Students in Drake's School of Education are using new tools and technology to create assignments and presentations, communicate with other students and faculty and conquer everyday tasks.


The school's lab and library are now equipped with new, upgraded  iMac computers that are paired with new keyboards that minimize typing noise during testing. The units are also equipped with Web cameras and DVD-writing capability.


Faculty members and students also are using new flip cameras to record student presentations.


"This process is key because it removes an old step of importing the files, mailing DVDs and much of the work can be done digitally and later uploaded to an electronic portfolio," said Kenneth Kass, system administrator for the school. 
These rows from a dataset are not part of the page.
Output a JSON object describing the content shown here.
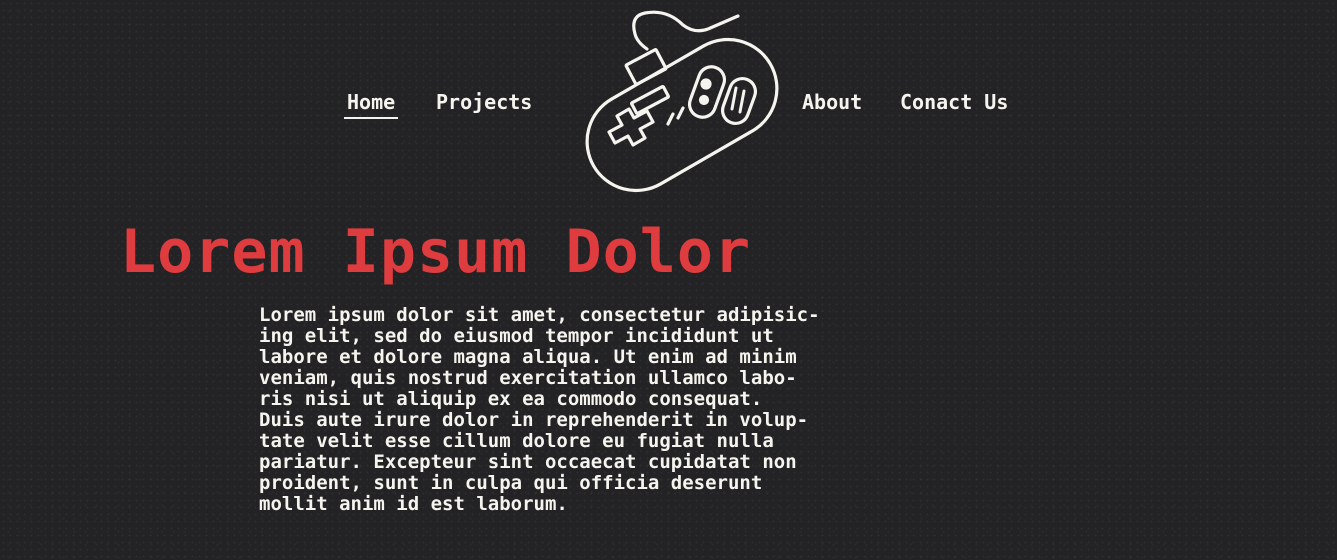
{
  "nav": {
    "items": [
      {
        "label": "Home",
        "active": true
      },
      {
        "label": "Projects",
        "active": false
      },
      {
        "label": "About",
        "active": false
      },
      {
        "label": "Conact Us",
        "active": false
      }
    ]
  },
  "logo": {
    "icon": "gamepad-icon"
  },
  "hero": {
    "title": "Lorem Ipsum Dolor",
    "body": "Lorem ipsum dolor sit amet, consectetur adipisic-\ning elit, sed do eiusmod tempor incididunt ut\nlabore et dolore magna aliqua. Ut enim ad minim\nveniam, quis nostrud exercitation ullamco labo-\nris nisi ut aliquip ex ea commodo consequat.\nDuis aute irure dolor in reprehenderit in volup-\ntate velit esse cillum dolore eu fugiat nulla\npariatur. Excepteur sint occaecat cupidatat non\nproident, sunt in culpa qui officia deserunt\nmollit anim id est laborum."
  },
  "colors": {
    "background": "#232224",
    "text": "#f6f4ee",
    "accent": "#de3c3e"
  }
}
"The flip cameras are durable with no moving parts and can be plugged right into a computer, run on normal AA batteries and have a standard tripod mount," Kass added.


Kass noted that faculty in the music department may adopt the tool and process for recording students while performing and teaching to enhance the music education program.
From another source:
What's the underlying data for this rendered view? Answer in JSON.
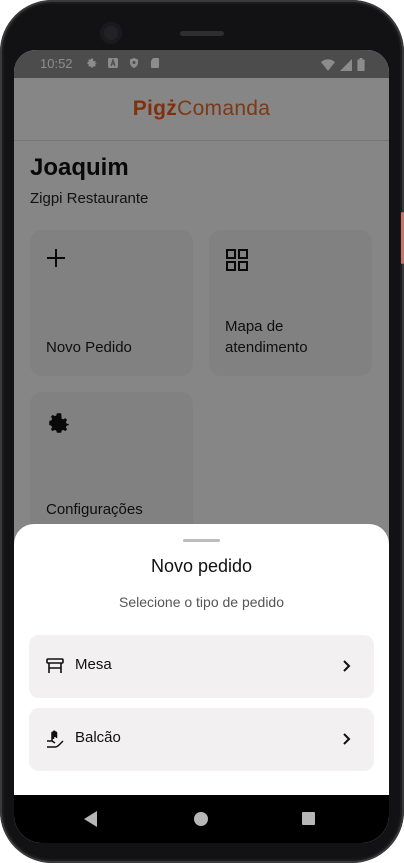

In addition, the School of Education is using a Web-based submission tool in which students can send files, including colorful posters or presentations, to be printed and sized by an SOE staff member.


"This tool allows our students to create rich, colorful posters to bring to the classroom," Kass said.


Meanwhile, students and professors at Drake are able to connect with other faculty and students off campus through television and video conferencing.


"This new technology allows us to connect with people," Kass said, "with whom we otherwise would be unable to connect."


The technology is especially beneficial for extension education. For example, Assistant Professor of Education Eric Johnson uses the technology to connect with teachers at the North Albion Collegiate Institute in Ontario, Canada.


"The idea is that we have exchanges between more students and faculty at a much cheaper price than we could through travel exchange programs," Johnson said. 


"We can put 30 students in my classroom and talk with students in real time across the national boundary," he added. "Teachers can also talk with teachers about topics such as diversity and discuss challenges. This helps both institutions grow as a result of these interchanges."